If you want to play Halloween-themed music at your party this weekend, you can either put “Monster Mash” on repeat or branch out into the world of psychobilly, 1950s horror songs and the Cramps. Yep, you’re definitely going to need the Cramps. Here are five songs you should incorporate into whatever ghastly trick or treat plans you have up your sleeve this year.
1. “Graveyard Rock,” by Tarantula Ghoul
Portland, Ore.’s campy Halloween vixen Tarantula Ghoul (played by an actress named Suzanne Waldron) hosted a local House of Horror television show in the late 1950s. She also released two songs, “King Kong” and “Graveyard Rock.” The latter is surprisingly catchy; it’s like an eerie version of “Rockin’ Robin.”
(LIST: TIME’s 25 Best Horror Movies)
2. “Jack the Ripper,” by Screaming Lord Sutch
Before the Misfits, before the Cramps, there was Screaming Lord Hutch and his diabolical tribute to Britain’s most famous serial killer. Even though it’s nearly 50 years old, this 1963 song is still one of the creppier Halloween tunes out there. Just look at Lord Sutch’s pallid face as he skulks around the audience searching for victims.
3. “Riboflavin Flavored, Non Carbonated, Poly-Unsaturated Blood,” by Don Hinson & the Rigamorticians
Las Vegas DJ Don Hinson cut a record in 1964 called Monster Dance Party that, well, included a lot of monster-themed dance songs perfect for a party.

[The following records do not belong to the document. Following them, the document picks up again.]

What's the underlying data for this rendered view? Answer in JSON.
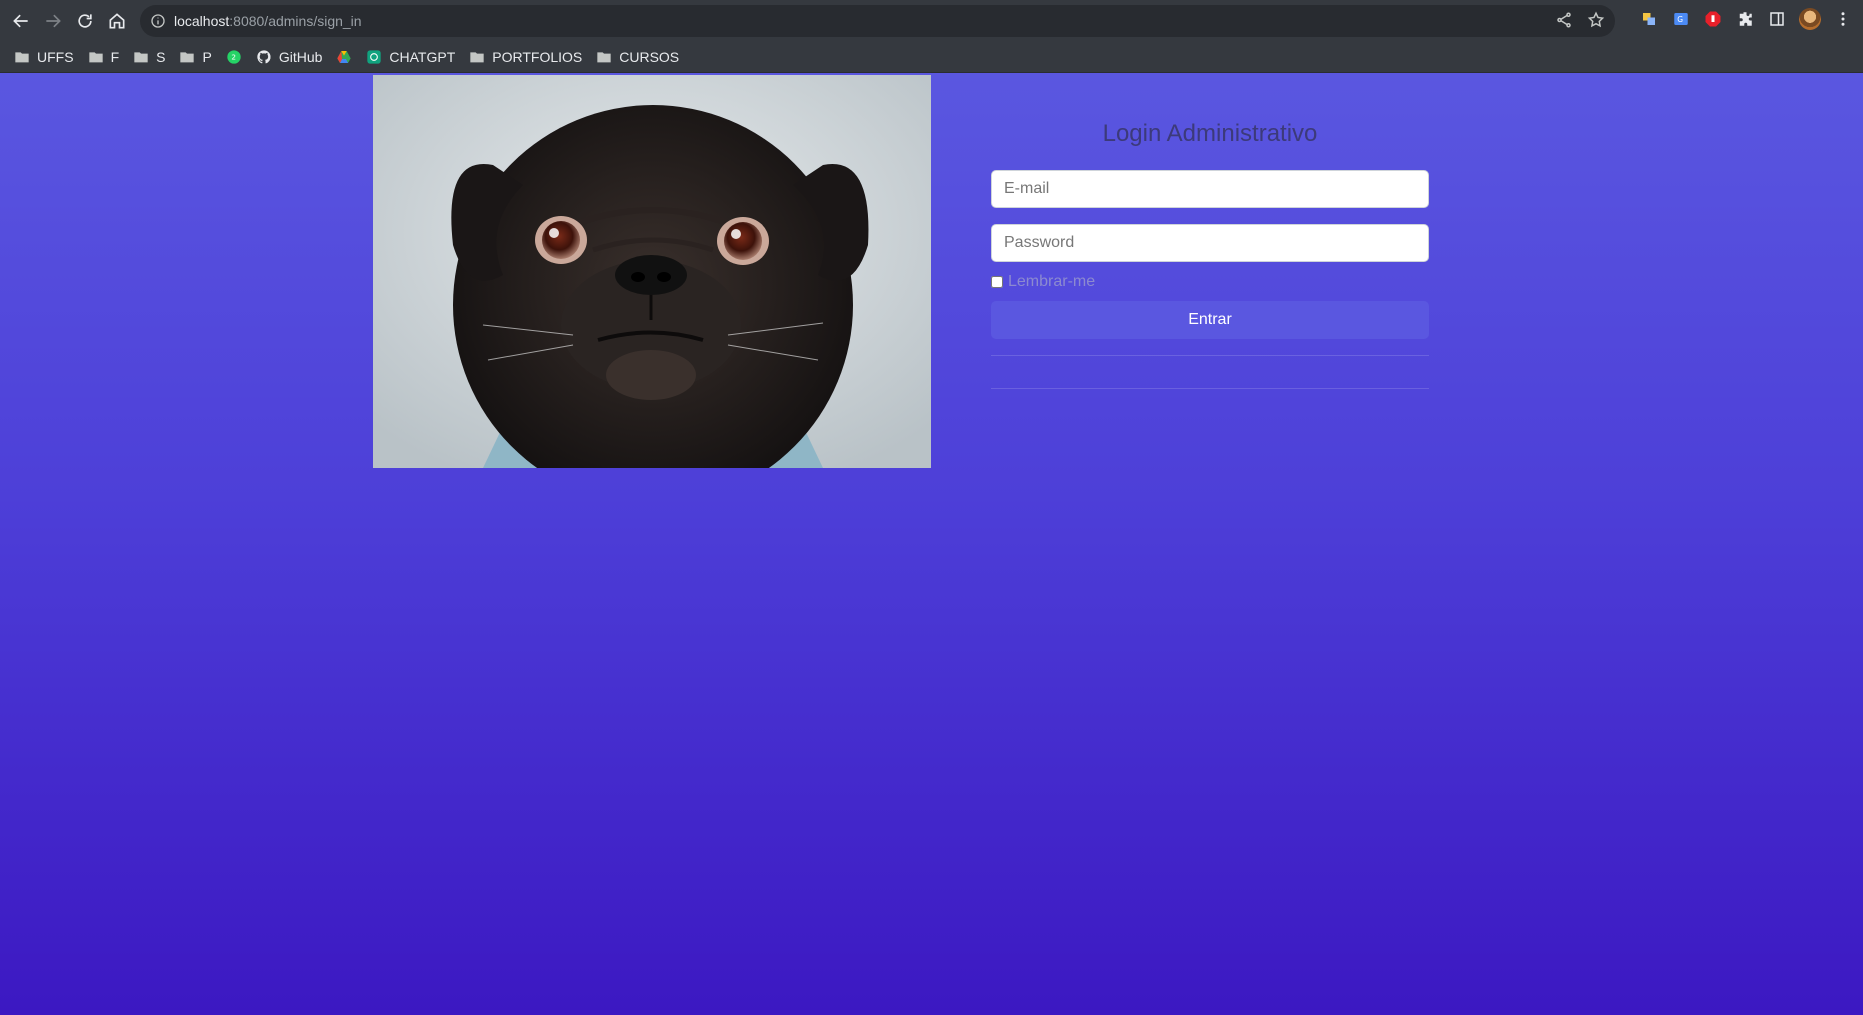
{
  "browser": {
    "url_host": "localhost",
    "url_path": ":8080/admins/sign_in",
    "bookmarks": [
      {
        "label": "UFFS",
        "icon": "folder-icon"
      },
      {
        "label": "F",
        "icon": "folder-icon"
      },
      {
        "label": "S",
        "icon": "folder-icon"
      },
      {
        "label": "P",
        "icon": "folder-icon"
      },
      {
        "label": "",
        "icon": "whatsapp-icon",
        "badge": "2"
      },
      {
        "label": "GitHub",
        "icon": "github-icon"
      },
      {
        "label": "",
        "icon": "drive-icon"
      },
      {
        "label": "CHATGPT",
        "icon": "chatgpt-icon"
      },
      {
        "label": "PORTFOLIOS",
        "icon": "folder-icon"
      },
      {
        "label": "CURSOS",
        "icon": "folder-icon"
      }
    ]
  },
  "login": {
    "title": "Login Administrativo",
    "email_placeholder": "E-mail",
    "password_placeholder": "Password",
    "remember_label": "Lembrar-me",
    "submit_label": "Entrar"
  },
  "colors": {
    "chrome": "#35393f",
    "page_top": "#5a57e0",
    "page_bottom": "#3c18c2",
    "button": "#5a57e0"
  }
}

But the novelty album’s stand-out track turned out to be a slower number called “Riboflavin Flavored, Non Carbonated, Poly-Unsaturated Blood,” about imitation blood created for vampires who found themselves without “fresh necks to bite.” This song is a bit dated; if it were recorded today it would probably be called “Locally grown, free-range organic gluten-free blood (with ginseng).”
4. “I Was a Teenage Werewolf,” by the Cramps
A good Halloween playlist will always contain several songs by the Cramps. There’s “Goo Goo Muck,” about a young man who turns into some sort of gooey muck. There’s “Zombie Dance,” a smart punk number about a zombie dance party where “nobody moves” and “they do ‘the swim’ face down in the zombie pool.” But the part-punk, part-psychobilly outfit’s best Halloween song is their 1980 number “I Was a Teenage Werewolf” inspired by the 1957 cult film by the same name. Think being a teenager is hard? Try going through high school with braces on your fangs. “No one understood me,” moans singer Lux Interior. “All my teeth were so long.”
5. “Vampira,” by Bobby Bare
Bobby Bare recorded this 1958 county tune about Vampira, Maila Nurmi’s creepy, campy lady vampire character featured in several 1950s television shows and movies, including Ed Wood’s famously terrible film Plan 9 From Outer Space. It will go perfectly with all of those Goo Goo Clusters in your trick-or-treat basket.
For more Halloween songs, check out our Spotify playlist here.